Rather than break up the top ten twice, here is our last MHOF category- oldies but goodies. Last time we inducted the Coasters, Chuck Berry, the Everly Brothers, and the fan-nominated Jimmy Dean. This time, with 20 top 40s and 3 #1s to his credit, Neil Sedaka! And there you have the new class of the MHOF!
Coming into the top ten in the leadoff spot, up 2, is Steve Miller and Rock'n Me. Also up two to enter the ten at #9, Heart with Magic Man. At #8, edging up a spot, are the Bay City Rollers with I Only Wanna Be With You. This brings back memories of listening to WMEE's nightly top ten, because this song, along with Kiss' Beth and Detroit Rock City, were constantly battling for the top spot. At 7, moving up one, is Hall and Oates with She's Gone, in it's 24th week on the chart. Which reminds me that the new resident of the grandpa chair ( in a week where 8 songs have 20+ weeks on the chart, including two in the top ten) is Kiss And Say Goodbye, back at #57, with 26 weeks. (So much for not interrupting the top ten, eh?) The next two songs hold their spots from last week- Still The One at 6 for Orleans and Devil Woman at #5 for Cliff Richard. Newly minted MHOFer Boz Scaggs slips to 4 this week with Lowdown.

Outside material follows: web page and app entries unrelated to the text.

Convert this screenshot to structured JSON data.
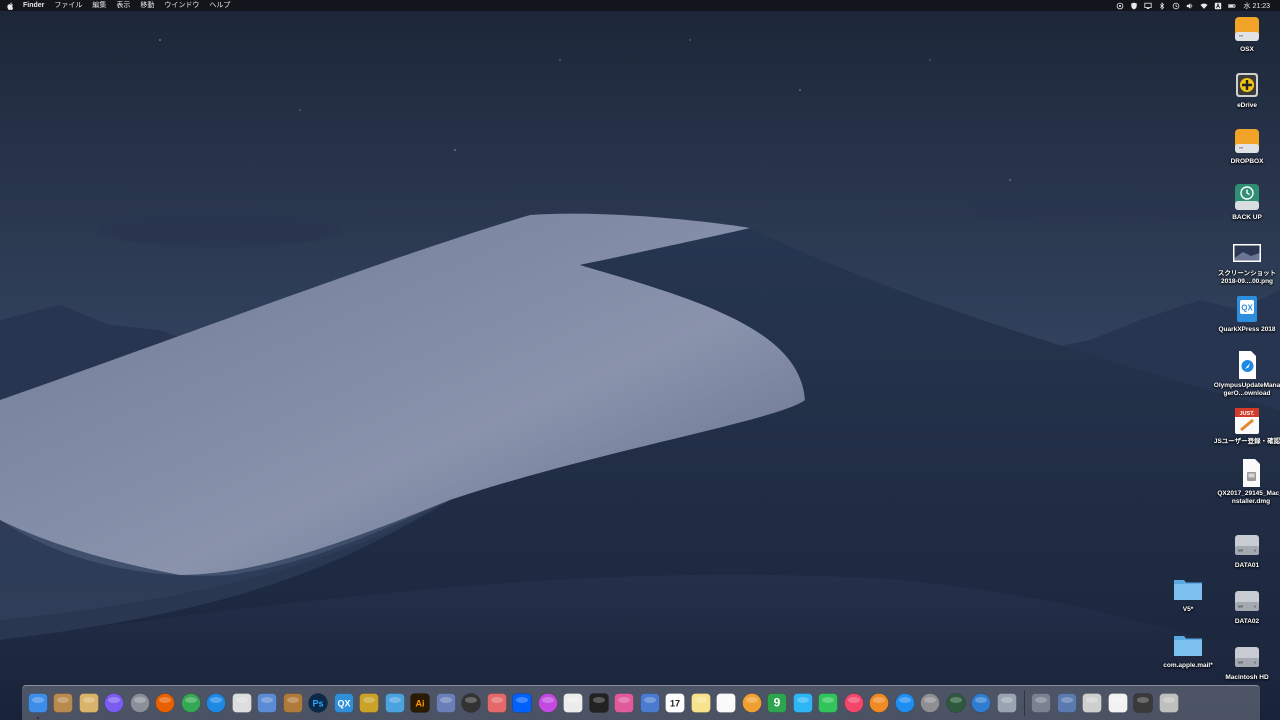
{
  "menubar": {
    "apple_icon": "apple-icon",
    "app_name": "Finder",
    "menus": [
      "ファイル",
      "編集",
      "表示",
      "移動",
      "ウインドウ",
      "ヘルプ"
    ],
    "clock": "水 21:23",
    "tray_icons": [
      "camera-icon",
      "shield-icon",
      "display-icon",
      "bluetooth-icon",
      "time-machine-icon",
      "volume-icon",
      "wifi-icon",
      "input-source-icon",
      "battery-icon"
    ]
  },
  "desktop": {
    "right_column": [
      {
        "label": "OSX",
        "icon": "drive-icon"
      },
      {
        "label": "eDrive",
        "icon": "edrive-icon"
      },
      {
        "label": "DROPBOX",
        "icon": "drive-icon"
      },
      {
        "label": "BACK UP",
        "icon": "time-machine-drive-icon"
      },
      {
        "label": "スクリーンショット 2018-09....00.png",
        "icon": "image-file-icon"
      },
      {
        "label": "QuarkXPress 2018",
        "icon": "quarkxpress-icon"
      },
      {
        "label": "OlympusUpdateManagerO...ownload",
        "icon": "safari-download-icon"
      },
      {
        "label": "JSユーザー登録・確認",
        "icon": "justsystems-icon"
      },
      {
        "label": "QX2017_29145_Mac_Installer.dmg",
        "icon": "dmg-file-icon"
      },
      {
        "label": "DATA01",
        "icon": "hard-drive-icon"
      },
      {
        "label": "DATA02",
        "icon": "hard-drive-icon"
      },
      {
        "label": "Macintosh HD",
        "icon": "hard-drive-icon"
      }
    ],
    "left_column": [
      {
        "label": "V5*",
        "icon": "folder-icon"
      },
      {
        "label": "com.apple.mail*",
        "icon": "folder-icon"
      }
    ]
  },
  "dock": {
    "apps": [
      {
        "name": "finder-icon",
        "color": "#3d8ee8",
        "running": true
      },
      {
        "name": "archive-utility-icon",
        "color": "#b98a4e",
        "running": false
      },
      {
        "name": "preview-icon",
        "color": "#d9b36a",
        "running": false
      },
      {
        "name": "siri-icon",
        "color": "#7a5cf0",
        "running": false
      },
      {
        "name": "launchpad-icon",
        "color": "#8a8f99",
        "running": false
      },
      {
        "name": "firefox-icon",
        "color": "#e66000",
        "running": false
      },
      {
        "name": "chrome-icon",
        "color": "#34a853",
        "running": false
      },
      {
        "name": "safari-icon",
        "color": "#1e88e5",
        "running": false
      },
      {
        "name": "script-editor-icon",
        "color": "#dddddd",
        "running": false
      },
      {
        "name": "photo-app-icon",
        "color": "#5b8bd4",
        "running": false
      },
      {
        "name": "notebook-icon",
        "color": "#b07a3a",
        "running": false
      },
      {
        "name": "photoshop-icon",
        "color": "#0b2a4a",
        "running": false
      },
      {
        "name": "quarkxpress-icon",
        "color": "#2f8fd8",
        "running": false
      },
      {
        "name": "scanner-icon",
        "color": "#c9a227",
        "running": false
      },
      {
        "name": "pen-tool-icon",
        "color": "#4aa3df",
        "running": false
      },
      {
        "name": "illustrator-icon",
        "color": "#2a1a00",
        "running": false
      },
      {
        "name": "vortex-icon",
        "color": "#6a7fb8",
        "running": false
      },
      {
        "name": "lens-icon",
        "color": "#333333",
        "running": false
      },
      {
        "name": "flamingo-icon",
        "color": "#e46a6a",
        "running": false
      },
      {
        "name": "dropbox-icon",
        "color": "#0061fe",
        "running": false
      },
      {
        "name": "media-player-icon",
        "color": "#c34ae0",
        "running": false
      },
      {
        "name": "bag-icon",
        "color": "#ececec",
        "running": false
      },
      {
        "name": "final-cut-icon",
        "color": "#222222",
        "running": false
      },
      {
        "name": "color-app-icon",
        "color": "#e05a9c",
        "running": false
      },
      {
        "name": "mail-icon",
        "color": "#4a7bd0",
        "running": false
      },
      {
        "name": "calendar-icon",
        "color": "#ffffff",
        "running": false
      },
      {
        "name": "notes-icon",
        "color": "#f7e38b",
        "running": false
      },
      {
        "name": "reminders-icon",
        "color": "#fafafa",
        "running": false
      },
      {
        "name": "photos-icon",
        "color": "#f0a030",
        "running": false
      },
      {
        "name": "numbers-9-icon",
        "color": "#2ea44f",
        "running": false
      },
      {
        "name": "messages-icon",
        "color": "#2db5f5",
        "running": false
      },
      {
        "name": "facetime-icon",
        "color": "#30c45a",
        "running": false
      },
      {
        "name": "music-icon",
        "color": "#f2466b",
        "running": false
      },
      {
        "name": "books-icon",
        "color": "#f08a24",
        "running": false
      },
      {
        "name": "app-store-icon",
        "color": "#1f8ef1",
        "running": false
      },
      {
        "name": "system-preferences-icon",
        "color": "#8e8e93",
        "running": false
      },
      {
        "name": "radar-icon",
        "color": "#2d5a3d",
        "running": false
      },
      {
        "name": "globe-icon",
        "color": "#2e7dd1",
        "running": false
      },
      {
        "name": "migration-icon",
        "color": "#9aa4b2",
        "running": false
      }
    ],
    "others": [
      {
        "name": "utilities-icon",
        "color": "#7a8190"
      },
      {
        "name": "screenshot-stack-icon",
        "color": "#5a7ab0"
      },
      {
        "name": "disk-utility-icon",
        "color": "#cfcfcf"
      },
      {
        "name": "documents-stack-icon",
        "color": "#f2f2f2"
      },
      {
        "name": "downloads-stack-icon",
        "color": "#3a3a3a"
      },
      {
        "name": "trash-icon",
        "color": "#bfbfbf"
      }
    ]
  }
}
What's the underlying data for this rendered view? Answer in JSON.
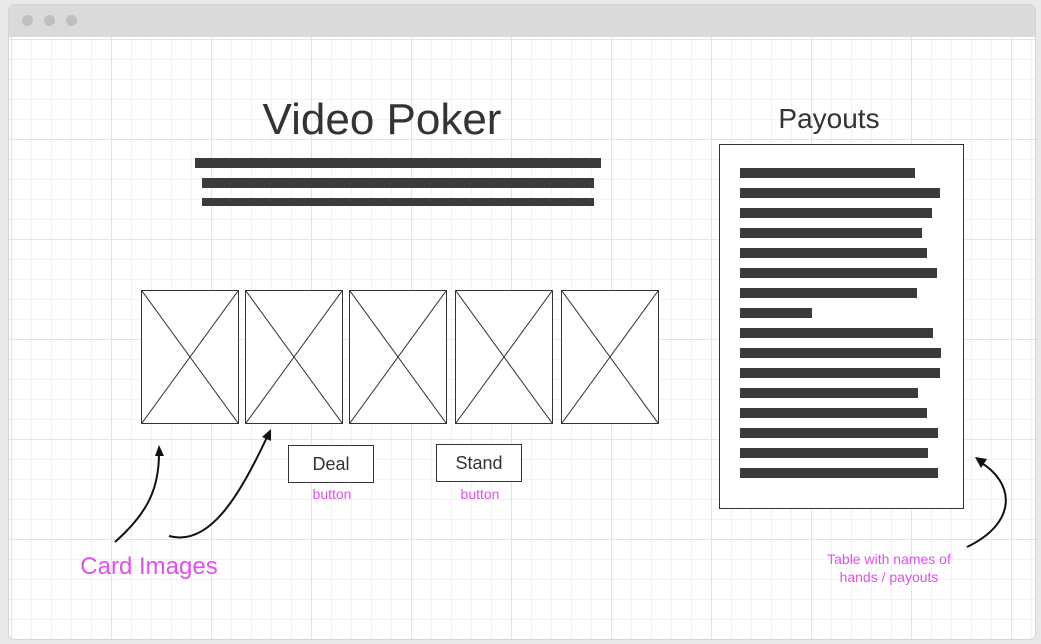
{
  "app": {
    "title": "Video Poker"
  },
  "payouts": {
    "title": "Payouts",
    "rows": 16
  },
  "cards": {
    "count": 5,
    "placeholder_icon": "image-placeholder-icon"
  },
  "buttons": {
    "deal_label": "Deal",
    "stand_label": "Stand",
    "type_label": "button"
  },
  "annotations": {
    "card_images": "Card Images",
    "table_note_line1": "Table with names of",
    "table_note_line2": "hands / payouts"
  },
  "colors": {
    "annotation": "#e14ff0",
    "text_placeholder": "#3b3b3b",
    "outline": "#333333"
  }
}
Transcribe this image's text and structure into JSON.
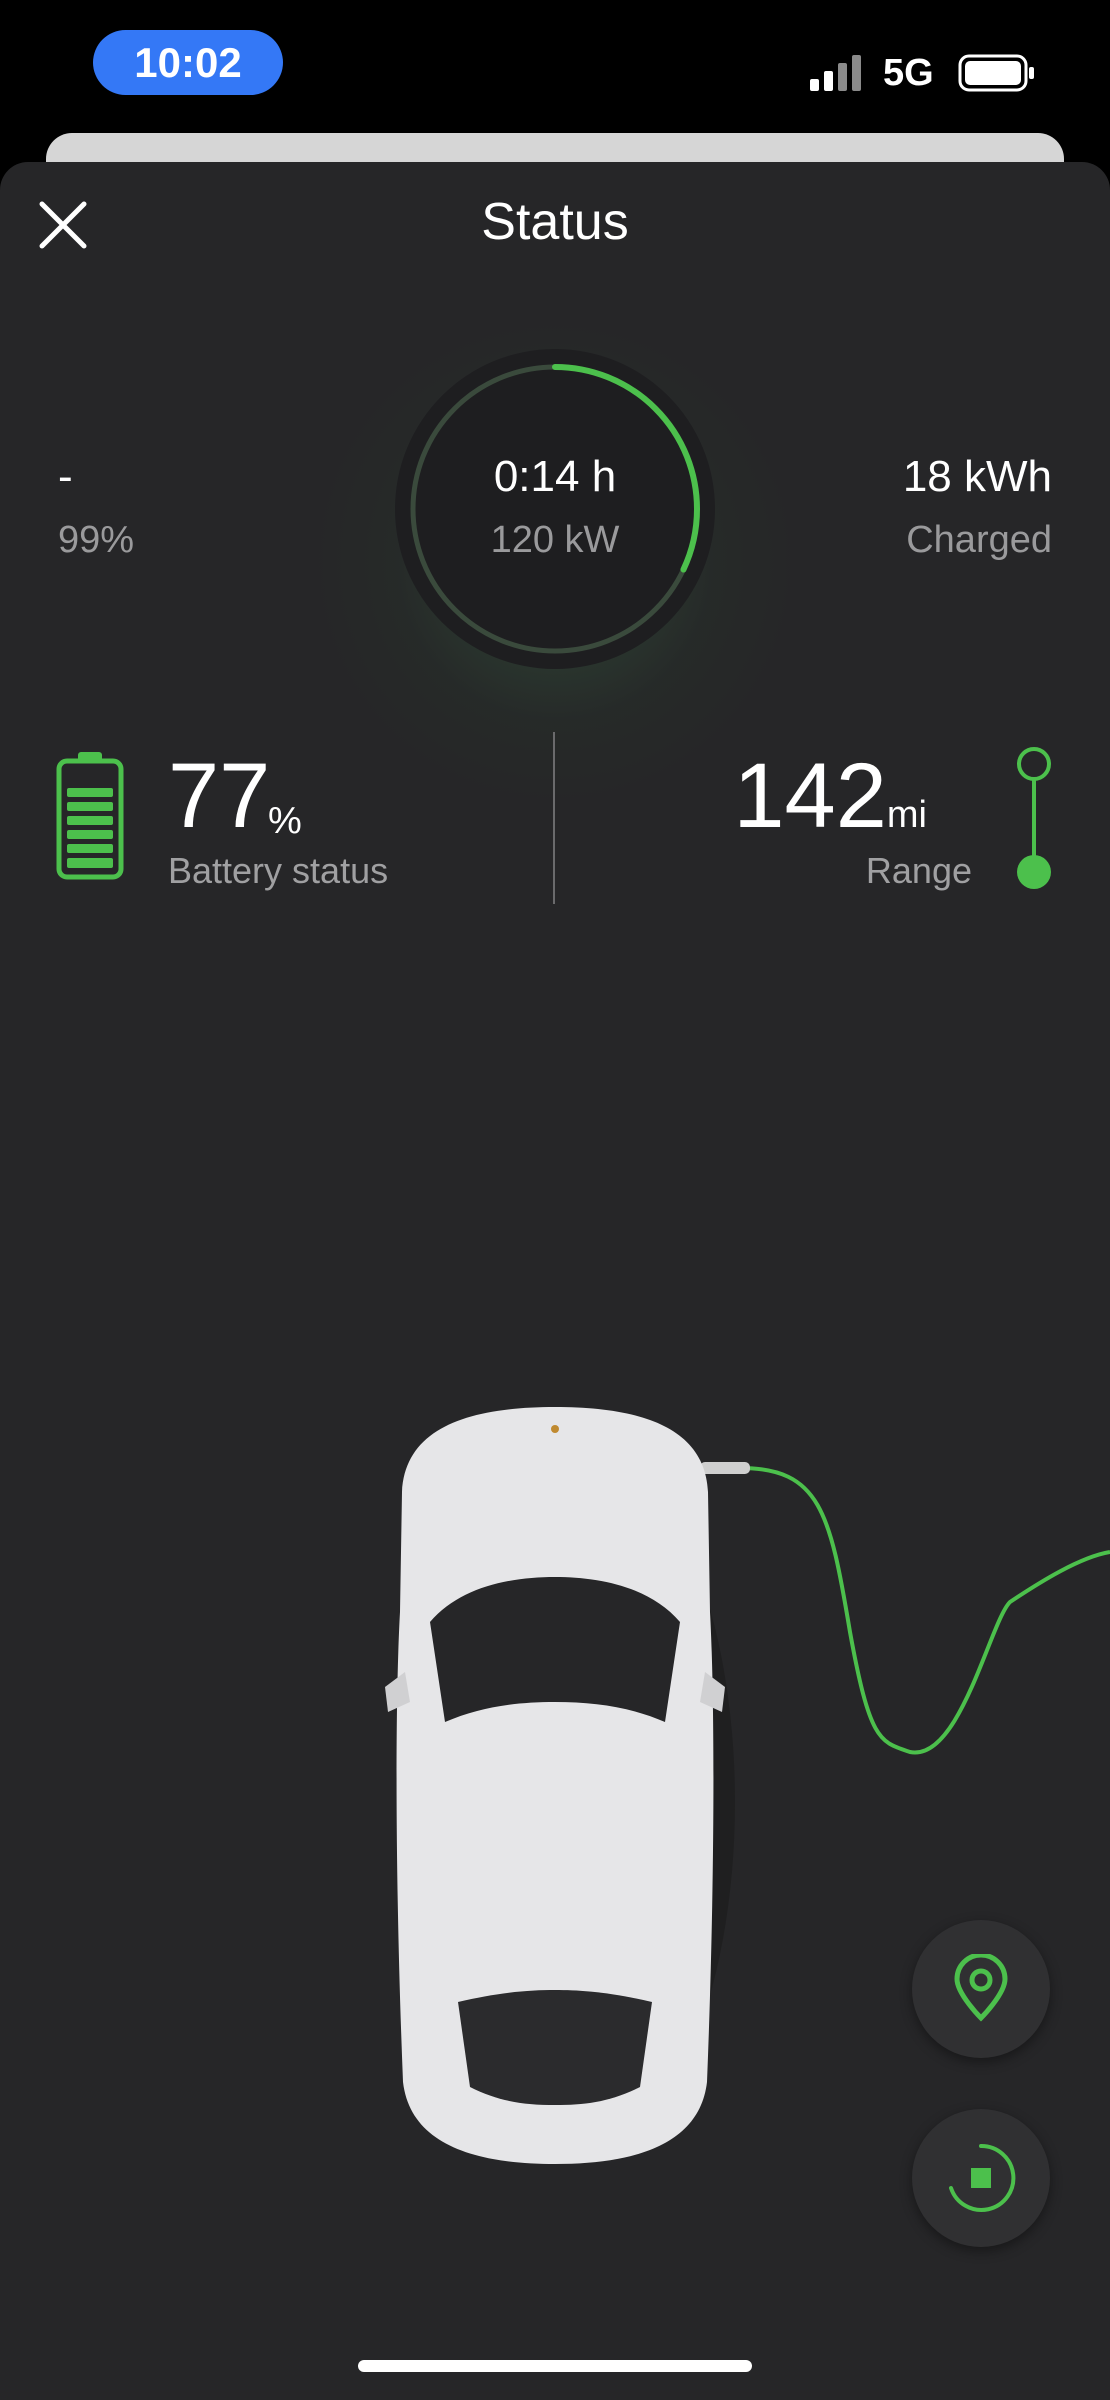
{
  "status_bar": {
    "time": "10:02",
    "network": "5G"
  },
  "header": {
    "title": "Status"
  },
  "charging": {
    "time_remaining": "0:14 h",
    "power": "120 kW",
    "ring_progress_fraction": 0.32,
    "target_value": "-",
    "target_soc": "99%",
    "energy_value": "18 kWh",
    "energy_label": "Charged"
  },
  "battery": {
    "value": "77",
    "unit": "%",
    "label": "Battery status"
  },
  "range": {
    "value": "142",
    "unit": "mi",
    "label": "Range"
  },
  "colors": {
    "accent": "#4cc04c",
    "background": "#262628",
    "secondary_text": "#9a9a9c"
  },
  "icons": {
    "close": "close-icon",
    "location": "location-pin-icon",
    "stop": "stop-charging-icon"
  }
}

And at #3, we have our six degrees contestant, Walter Murphy and the non-existent Big Apple Band (which was just to give the song the "vibe" of a group, until the record company found out there really was a Big Apple Band and dropped the name) and A Fifth Of Beethoven. Murphy's first job out of high school was as an arranger for Doc Severenson and the Tonight Show Band (AKA the NBC Orchestra). Among the many credits for Severenson (which amazingly included no involvement on anything that ever hit the top 40), was scoring the movie with what has to be the dumbest premise of all time:
That leaves us with the top 2 this week in 1976. At #2 is Chicago with If You Leave Me Now, up from 4. and the new #1 song:
Rick Dees and his cast of Idiots with Disco Duck! Rick claims it "took an hour to write and three months to find anyone willing to perform it". So with the announcement of our new top
dog duck, we conclude this week's slog through the magical year 1976. Tune in tomorrow for the great Sixties Countdown, and be back here next week. Maybe we'll find an even dumber movie to talk about (though somehow, I'm skeptical...).